My Story

For my first blog post, it made sense to give you a snapshot of my personal history and my journey to pursuing a career in art. I was born and raised in Pella, IA, a town known for Pella Windows, it’s Dutch history and tulip festivals, the largest working windmill in the USA, and apparently we also used to have the smallest Wal Mart in the continental United States (according to Jeopardy). I grew up in the same house from 0 to 18, a large victorian home that my parents kept true to the era. For elementary and middle school, I was homeschooled. My memories from that time involved a lot of making things on the floor of our craft rom, writing stories, drawing pictures of cats and dogs, and wearing those 90s legging with the heel strap. (As you can see a lot has changed…my leggings no longer have a heel strap.) I thought that when I grew up, I’d like to be a writer or an artist.

photo by Emily Farthing Art

photo by Emily Farthing Art

Fast forward to the end of high school, I was seriously considering attending the University of Iowa to double major in art and business. And then, I started to doubt myself, I decided there was no financial gain in that field, that I wasn’t a good enough artist. I went to a community college, took some business classes, and decided I would apply to Iowa to major in finance. Yikes! I got accepted into the program…but then… I got a DUI and decided maybe going to a huge party school would not serve me well. So I took a few years off, worked and managed a coffee shop in Des Moines and started to make healthier life choices.
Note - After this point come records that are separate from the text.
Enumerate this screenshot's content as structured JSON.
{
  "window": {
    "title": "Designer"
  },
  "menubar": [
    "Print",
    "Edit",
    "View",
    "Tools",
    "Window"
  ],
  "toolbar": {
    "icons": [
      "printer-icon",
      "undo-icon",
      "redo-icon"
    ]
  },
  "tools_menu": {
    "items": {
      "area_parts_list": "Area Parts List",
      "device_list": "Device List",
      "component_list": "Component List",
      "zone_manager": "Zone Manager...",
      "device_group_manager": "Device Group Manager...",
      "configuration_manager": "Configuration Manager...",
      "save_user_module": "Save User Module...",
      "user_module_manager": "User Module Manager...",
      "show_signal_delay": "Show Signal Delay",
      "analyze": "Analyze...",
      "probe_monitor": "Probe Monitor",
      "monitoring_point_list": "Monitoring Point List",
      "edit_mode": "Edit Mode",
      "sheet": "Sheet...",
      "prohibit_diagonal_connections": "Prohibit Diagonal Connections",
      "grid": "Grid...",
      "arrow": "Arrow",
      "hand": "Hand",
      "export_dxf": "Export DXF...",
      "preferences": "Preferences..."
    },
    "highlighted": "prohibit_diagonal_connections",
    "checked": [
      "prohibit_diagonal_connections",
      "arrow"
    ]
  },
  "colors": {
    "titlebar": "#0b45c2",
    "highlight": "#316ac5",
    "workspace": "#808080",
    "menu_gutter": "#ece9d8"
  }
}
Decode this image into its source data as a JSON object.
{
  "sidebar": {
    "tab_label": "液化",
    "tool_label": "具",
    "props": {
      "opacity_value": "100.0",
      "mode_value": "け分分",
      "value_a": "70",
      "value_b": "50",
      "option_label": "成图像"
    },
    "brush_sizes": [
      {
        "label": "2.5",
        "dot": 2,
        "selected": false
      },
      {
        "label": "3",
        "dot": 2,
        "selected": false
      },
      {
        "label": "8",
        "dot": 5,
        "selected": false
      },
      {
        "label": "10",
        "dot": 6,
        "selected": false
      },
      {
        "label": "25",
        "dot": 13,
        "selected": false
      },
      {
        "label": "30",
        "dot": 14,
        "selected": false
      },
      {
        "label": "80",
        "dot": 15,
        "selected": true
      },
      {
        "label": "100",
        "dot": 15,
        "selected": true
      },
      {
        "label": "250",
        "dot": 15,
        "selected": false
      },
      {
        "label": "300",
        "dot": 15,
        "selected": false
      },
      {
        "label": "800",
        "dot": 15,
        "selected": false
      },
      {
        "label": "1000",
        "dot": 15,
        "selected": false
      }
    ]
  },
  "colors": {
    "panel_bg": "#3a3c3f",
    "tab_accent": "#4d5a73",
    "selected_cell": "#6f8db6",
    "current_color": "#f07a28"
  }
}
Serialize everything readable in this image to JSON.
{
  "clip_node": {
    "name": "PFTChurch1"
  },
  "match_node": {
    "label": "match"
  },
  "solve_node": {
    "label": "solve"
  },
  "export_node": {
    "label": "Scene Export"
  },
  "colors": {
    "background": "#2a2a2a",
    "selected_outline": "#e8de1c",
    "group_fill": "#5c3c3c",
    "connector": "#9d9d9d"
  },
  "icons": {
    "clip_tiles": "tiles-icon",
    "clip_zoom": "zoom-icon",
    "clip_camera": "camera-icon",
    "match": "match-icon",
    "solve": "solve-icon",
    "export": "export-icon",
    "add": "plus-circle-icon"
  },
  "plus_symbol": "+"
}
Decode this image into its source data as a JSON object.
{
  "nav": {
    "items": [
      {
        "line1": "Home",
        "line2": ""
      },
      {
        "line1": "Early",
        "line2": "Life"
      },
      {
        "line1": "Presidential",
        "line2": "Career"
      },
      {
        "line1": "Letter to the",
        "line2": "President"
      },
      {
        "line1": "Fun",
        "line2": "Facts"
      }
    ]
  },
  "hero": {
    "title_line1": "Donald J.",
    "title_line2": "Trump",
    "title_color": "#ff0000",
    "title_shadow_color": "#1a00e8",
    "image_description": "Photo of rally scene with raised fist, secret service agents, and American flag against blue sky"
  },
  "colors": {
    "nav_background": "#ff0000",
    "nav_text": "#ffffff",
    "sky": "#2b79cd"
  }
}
Once I decided I’d had enough of working food service, I did a yoga teacher training and went to Iowa State with a focus in Nutrition. I finished both programs, taught yoga for a few years, and then moved to Oregon. I decided that if I ended up working at another coffee shop and yoga studio in Eugene, I would spend some time working on art. About a year into my life in Eugene, I realized I was doing just that, managing another coffee shop and teaching yoga for a poverty wage, most of the time even less than minimum wage, and it wasn’t working for me. I started to do a little painting here and there. A friend directed me to the Artist’s Way. My partner, Jesse, pushed me to spend the time getting better at painting. The following summer, I quit the coffee shop to really dig deep into my art. I am still not a full-time artist although that’s my long-term goal. It’s really easy to keep procrastinating on the things we want, but I’ll tell you what, in the last year and a half, my art has improved 1000-fold, I had my first art show, and I am doing my first art festival this summer. If I hadn’t committed to this, I’d still be right where I was in 2017.

I guess the point of sharing this rambling story about my life is that our life story is not always a straight, neat path. For me, it was messy. I made a lot of mistakes (and continue to do so). I tried a lot of things only to find they weren’t for me. Through all of that, I’m learning to listen to what I really want, to trust in myself and the universe to support me, and to be grateful for all of the things that ARE going right.

For more on my inspiration, visit my about page.